Above is an update of a graph I created a few weeks ago to show how much Arizona’s offensive line had improved since the bye week. Its success has leveled off lately, but the individual success of rookie tackles Nate Potter and Bobby Massie is a good sign for the team.
Even if Potter ends the season on a high note and shows promise for the future, there is no way the team can pass up Texas A&M left tackle Luke Joeckel if the opportunity should so present itself next April.
The offensive line is getting better, but Joeckel is an instant blind-side starter next season. Compared to the situation the team has had to deal with at the position, it would be like trading in your 1970 Ford Pinto for a 2013 Corvette.
Bleacher Report NFL draft lead writer Matt Miller offered this nugget Thursday on Joeckel:
If the world ends tomorrow, Luke Joeckel will be the best pass blocking left tackle I've ever scouted. #NFLDraft— Matt Miller (@nfldraftscout) December 21, 2012
The world did not, in fact, end Friday. Thanks, Mayans.
But for now, the line has to make do with how it is configured. Massie has not allowed a sack in six consecutive games—since the Monday night game against the San Francisco 49ers. Coincidentally, his six-game sack-free streak lines up perfectly with Potter’s entrance into the lineup.
Force Cutler into Making Decisions
The Cardinals are No. 1 in the NFL at Defensive Real Quarterback Rating (a Cold Hard Football Facts stat), at 61.05. They have caused a league-high 26 turnovers and just 2,904 net passing yards—the third-lowest total league-wide.
The defense thrives on making quarterbacks uncomfortable by getting pressure on them.
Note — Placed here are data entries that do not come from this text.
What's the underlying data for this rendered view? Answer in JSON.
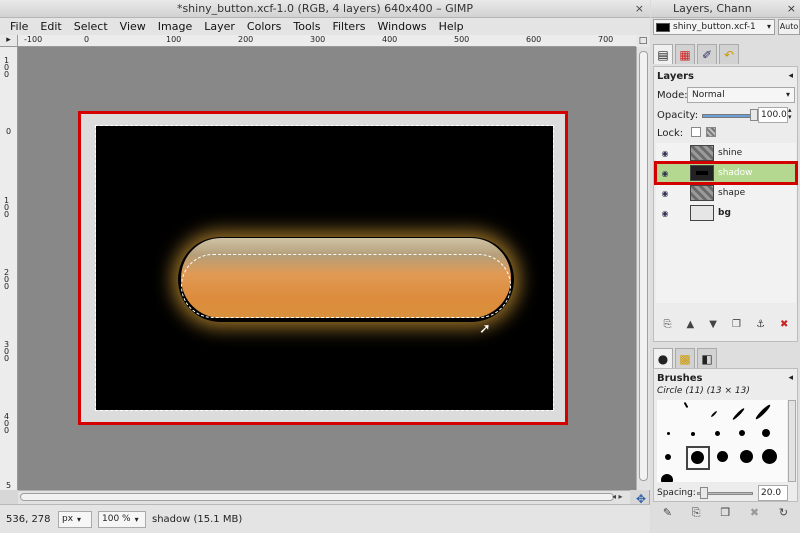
{
  "window": {
    "title": "*shiny_button.xcf-1.0 (RGB, 4 layers) 640x400 – GIMP",
    "close_glyph": "×"
  },
  "menu": {
    "items": [
      "File",
      "Edit",
      "Select",
      "View",
      "Image",
      "Layer",
      "Colors",
      "Tools",
      "Filters",
      "Windows",
      "Help"
    ]
  },
  "rulers": {
    "horizontal_ticks": [
      "-100",
      "0",
      "100",
      "200",
      "300",
      "400",
      "500",
      "600",
      "700"
    ],
    "vertical_ticks": [
      "1\n0\n0",
      "0",
      "1\n0\n0",
      "2\n0\n0",
      "3\n0\n0",
      "4\n0\n0",
      "5"
    ]
  },
  "status": {
    "coords": "536, 278",
    "unit": "px",
    "zoom": "100 %",
    "message": "shadow (15.1 MB)"
  },
  "dock": {
    "title": "Layers, Chann",
    "image_selector": "shiny_button.xcf-1",
    "auto_label": "Auto"
  },
  "layers_panel": {
    "header": "Layers",
    "mode_label": "Mode:",
    "mode_value": "Normal",
    "opacity_label": "Opacity:",
    "opacity_value": "100.0",
    "opacity": 1.0,
    "lock_label": "Lock:",
    "layers": [
      {
        "name": "shine",
        "visible": true,
        "selected": false
      },
      {
        "name": "shadow",
        "visible": true,
        "selected": true
      },
      {
        "name": "shape",
        "visible": true,
        "selected": false
      },
      {
        "name": "bg",
        "visible": true,
        "selected": false
      }
    ]
  },
  "brushes_panel": {
    "header": "Brushes",
    "brush_name": "Circle (11) (13 × 13)",
    "spacing_label": "Spacing:",
    "spacing_value": "20.0"
  },
  "colors": {
    "selection_highlight": "#d40000",
    "layer_selected_bg": "#b4d890",
    "button_orange": "#dc8c3c"
  }
}
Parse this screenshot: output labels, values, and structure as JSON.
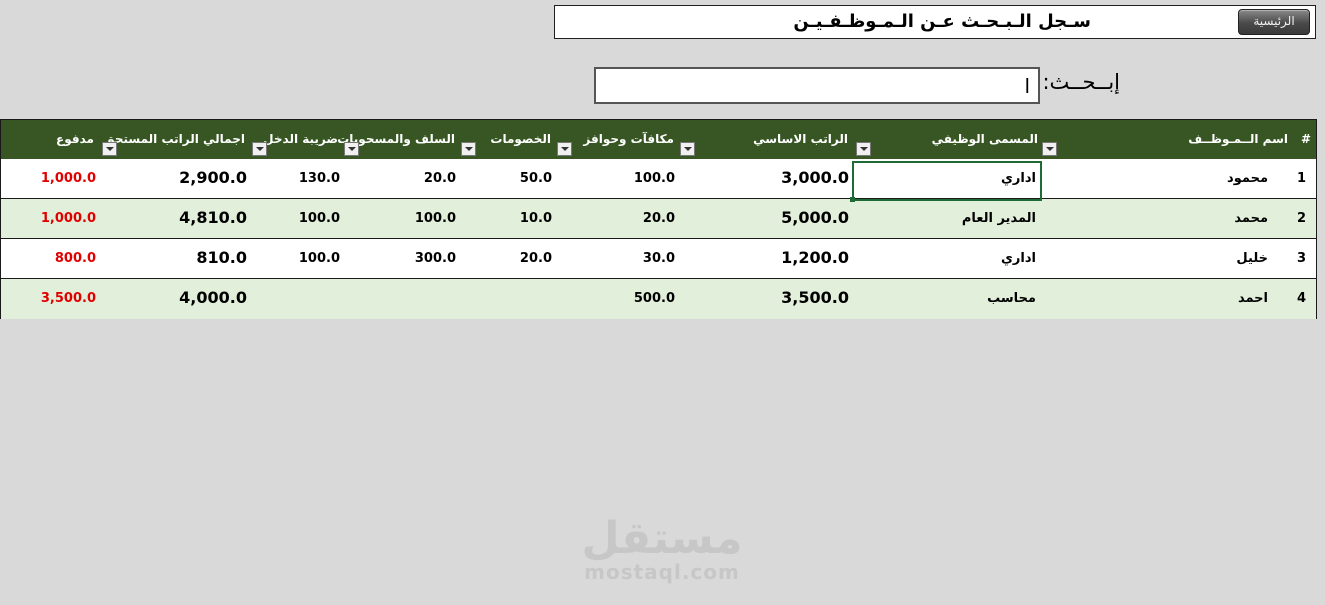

It is tied for seventh with 36 sacks this season and gets pressure on opposing quarterbacks as regularly as any team in the league.
Bears quarterback Jay Cutler has been under pressure 38.6 percent of all drop-backs this season (fourth-highest in NFL) and sacked 35 times (sixth-highest).
When he is on, he and wide receiver Brandon Marshall can make it a long day for defenses. When he is pressured early, he gets frustrated with his offensive line—which is often of late. He lets his anger consume him, and it seems to affect his play.
Cutler has 17 touchdown passes and 14 interceptions this season. His 80.4 passer rating is No. 26 in the league, largely because of his performance under pressure. His frustration with offensive linemen can be attributed to his lackluster performance, so getting to him is in the defense’s best interest.
Matchup to Watch: Cards CB Patrick Peterson vs. Bears WR Brandon Marshall
For the second week in a row, Patrick Peterson will be matched up with a big, physical NFC North receiver.
Brandon Marshall is having the best season of his seven-year NFL career. His 107 receptions leads the NFL, his 1,398 yards receiving is second to Megatron and his 10 touchdowns is third to James Jones and A.J. Green. All three totals are already career-high marks with two games left to play.
Peterson allowed eight of Calvin Johnson’s 10 receptions last week and 101 of his 121 receiving yards. He did pick off Matthew Stafford against Johnson—his fourth interception in as many games. His seven interceptions are the NFL’s second-highest total, just one shy of the Bears’ Tim Jennings.
This one should be fun to watch.
If the Cardinals do everything listed here, that should be enough to win a second straight game. Doing so would perturb many fans hoping for the highest possible draft pick and those hoping Whisenhunt is fired following the season.
That won’t happen, however. Cutler, Marshall and running back Matt Forte will do just enough to outscore Arizona’s inept offense.
Cards receiver Larry Fitzgerald will be reduced to nothing once again, but not by Jennings or any Bears cornerback. Fitzgerald is having his worst statistical season since his rookie year; the problem has been the quarterbacks, who—no matter who is throwing the ball—have turned him into an average-looking receiver this season.
He could set a career-low in receiving yards if things continue as they have. He totaled 780 yards as a rookie, but he is on pace for just 770 this season.
Beanie Wells will not duplicate his three-touchdown performance from last week; Ryan Lindley will duplicate his average game of 122 passing yards, no TD and an INT.
Final Score: Bears 17, Cards 10